I use flock (these little hairs are the only "true flock" which used to be used on wall paper hundreds of years ago to give a suedey effect!)
It comes in differetn shades spring (the white house lawn as you said! ), summer, autumn and winter. (or different names to that effect)
Autumn is my favourite as it has brown orange and yellow hairs in to make it look more realistic. (less bowling green effect).
It comes loose- about £2-3 in the U.K, whihc you can scatter on paint- or just paint PVA glue on a sprinkle it on top- as mentioned a nice coloured green undercoat helps as little bits come off slightly over time. It also comes on paper rolls- 2x4ft or 4x8ft, one side being flocked- which when glued on the reverse moulds itself over terrain very nicely! when wetted it also can be scraped off the paper to allow for roads and rivers and bare patches etc!
I love the stuff- it gives a really pretty effect.
hope this was of some help
Hmm...this is new to me as well! Very interesting, good advice! I need to try it out....
sorts out the men from the boys
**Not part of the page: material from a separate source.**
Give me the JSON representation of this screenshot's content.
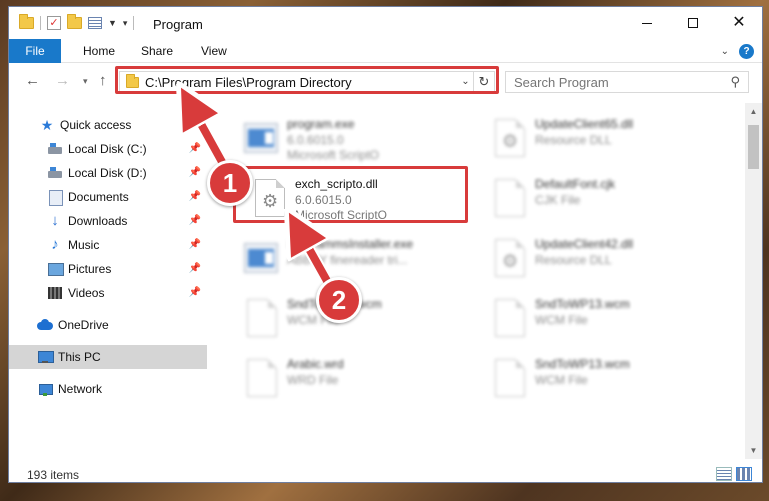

Jon...FYI Strelets contribution pages have all flock in one form of another.Just about all wargame magazines show flocked bases on figures also. Guess you are fairly new to the hobby or you would have tried it out by now.
To me flock helps make the difference between having models or just... toys.
Indian restaurant cant get enough ones here.Mexican cantinas and Ranch steakhouses sure gets pretty boring.
You are right - I havent tried flock, but there are some very interesting tips in this thread on getting a better result so Ill give it a try.
I think Les might be referring to static grass, which does stand up,distinguishing it from grass mats or normal flock.
I've not used it, but it does look good around figures' feet.